Perhaps we might then imagine, that if G‑d can hide His face and can travel to a “foreign country” out of man’s reach, He can cast off His people with the finality of divorce, G‑d forbid.

But against this the Mishnah tells us, “the bearer of a divorce from a foreign country must declare, ‘In my presence it was written and in my presence it was signed.’” In other words the bearer must testify that he is not himself the husband, only his messenger.

In historical and spiritual terms, this means that the foreign powers who have defeated Israel and sent her into exile, are themselves ultimately aware that they are only G‑d’s messengers, that they have no final sovereignty over Israel, that Israel remains still, and always G‑d’s own people. Consequently, the divorce document has never really left the “husband’s” possession, and is not a true divorce.

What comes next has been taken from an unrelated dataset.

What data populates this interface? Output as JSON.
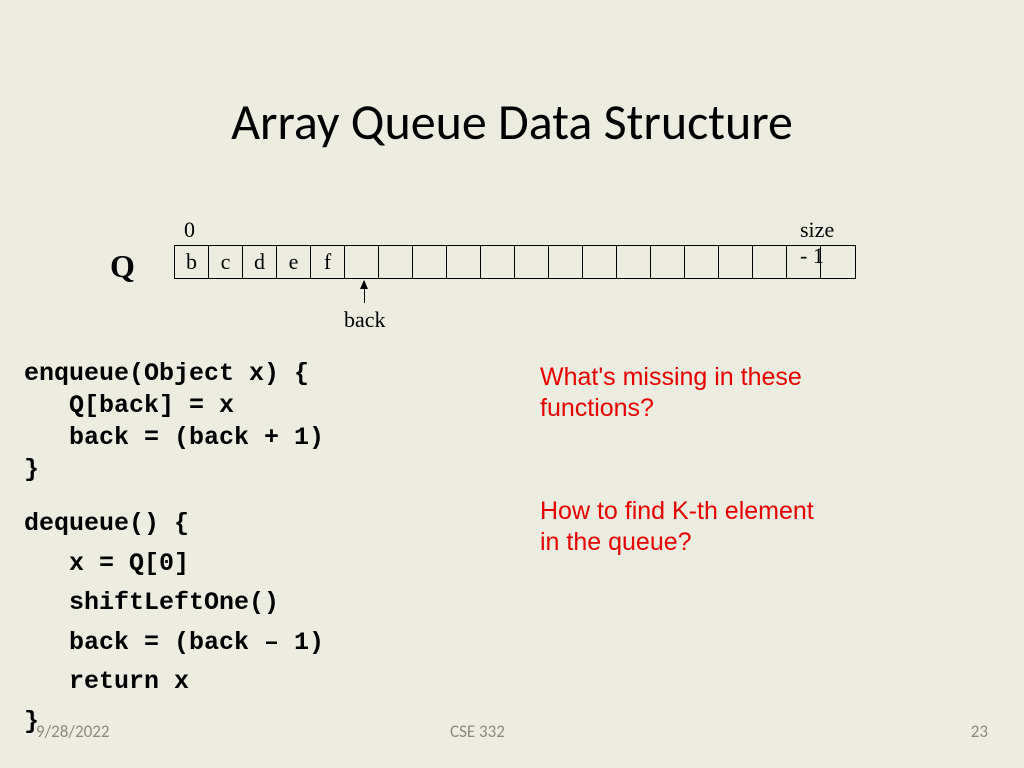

6. The Holy Wedding

We have found two facts about the relationship between G‑d and Israel: That outwardly Israel is divorced by G‑d, and that inwardly, their bond is never shaken. To understand this further, we must explain the nature of the marriage between them.

In Jewish marriage, although it is the husband who consecrates his wife to him, and not the other way round,19 it can only be with the woman’s knowledge and consent.20 On Sinai, at the holy wedding of G‑d and nation, G‑d revealed His love for Israel to arouse their love for Him,21 a love which expressed itself in their famous words of commitment, “We will do and we will hear.” Even though this love was initiated by G‑d, it took root in their souls, until it became the crucial fact of their existence. So much so that as Rambam has written (in his Hilchot Gerushin),22 every Jew “wishes to do every commandment and to keep himself far from transgression” and he sins only when this essential desire is hidden by some compelling inclination. The love of the Jew for G‑d is constant. It may be momentarily eclipsed, but it still burns even in concealment. So, as it were, is the love of G‑d for Israel. The shadow of exile may eclipse that love, but it does not extinguish it.

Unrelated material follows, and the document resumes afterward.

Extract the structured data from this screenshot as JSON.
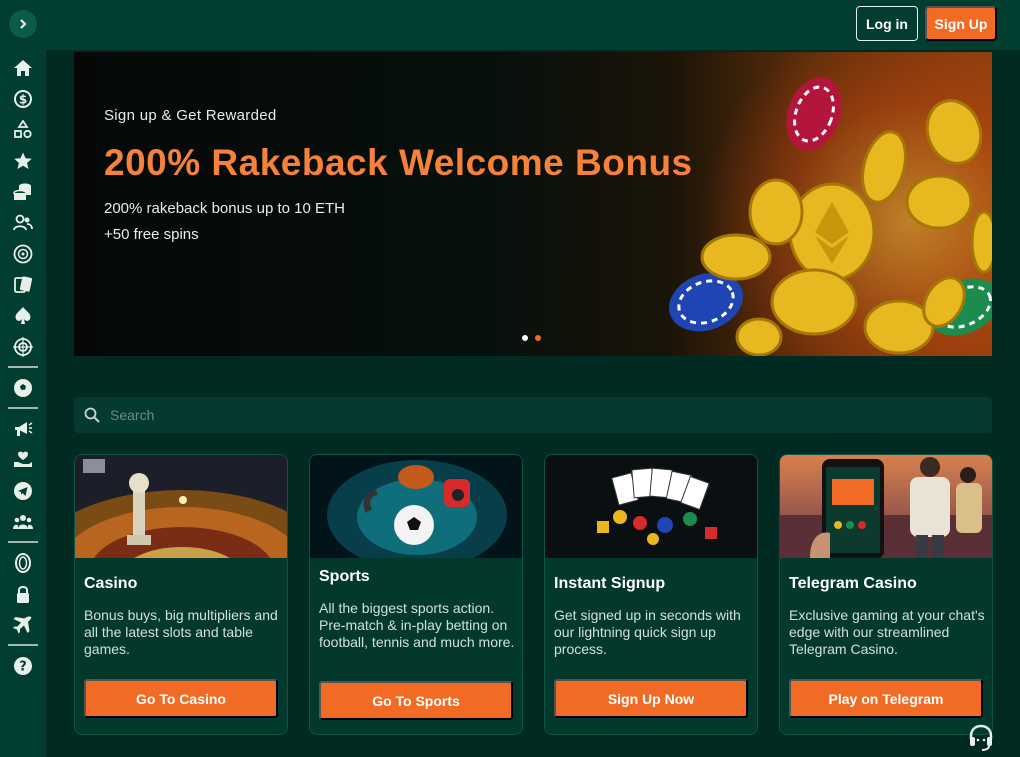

Thus exile is not divorce. It is the hiding of love. This is why when exile is ended and love reveals itself again, G‑d and Israel will not need a new Sinai, a second wedding. For the first was never ended.

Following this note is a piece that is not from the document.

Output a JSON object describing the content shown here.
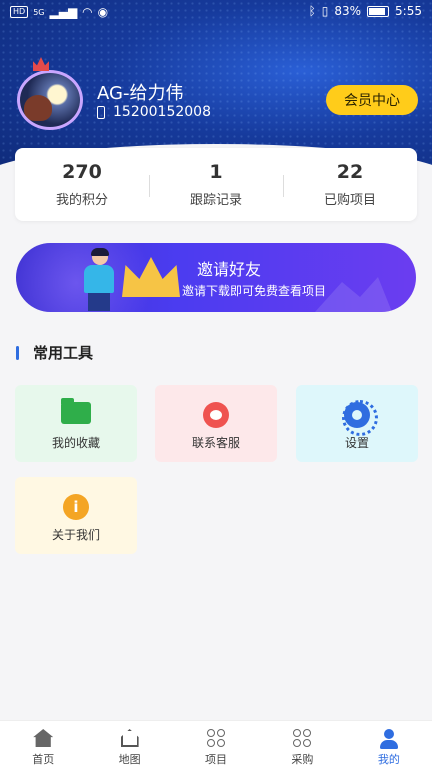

7. Love Outward and Inward

There is another and deeper point. It is not merely that the exile of Israel from G‑d is only an appearance, not a reality. In addition, exile reveals an even deeper love between them. Before the separation, it would have been possible to suppose that G‑d’s love was conditional—it depended on Israel’s obedience to His will. But in exile, G‑d’s grief (“even the altar sheds tears”) expresses a love without conditions, a love which belongs to the essence of both G‑d and the Jew.

Thus the tractate Gittin ends with the words, “She is your companion and the wife of your covenant,” to show that in the last analysis the apparent divorce of Israel from G‑d only serves to reveal that she is unchangeably the “wife of His covenant.”

8. The Meaning of Exile

Now we see the significance of the fact that though a Sefer Torah may be written on several pieces of parchment sewn together, a divorce must be on a single sheet.

For exile, that apparent divorce, shows an even greater unity between G‑d and man than did the Giving of the Torah.

Sinai was witness to a revealed love. But revelation is prone to the changes of time. In exile, what remains is the essential love, which though it may sometimes be hidden, is always constant and alive.

This is why the passage on divorce in the Sidra of Ki Tetze is always read in the Seven Weeks of Consolation after the 9th of Av.

It is to show that the apparent forsaking of Israel by G‑d is not real. That, instead, it takes us to a more inward and lasting covenant of love. And—as the Talmud follows its tractate on divorce (Gittin) by the one on marriage (Kiddushin)—so our spiritual exile will be followed by a revealed expression of the essential love between Israel and G‑d.

(Source: Likkutei Sichot, Vol. IX pp. 143-151)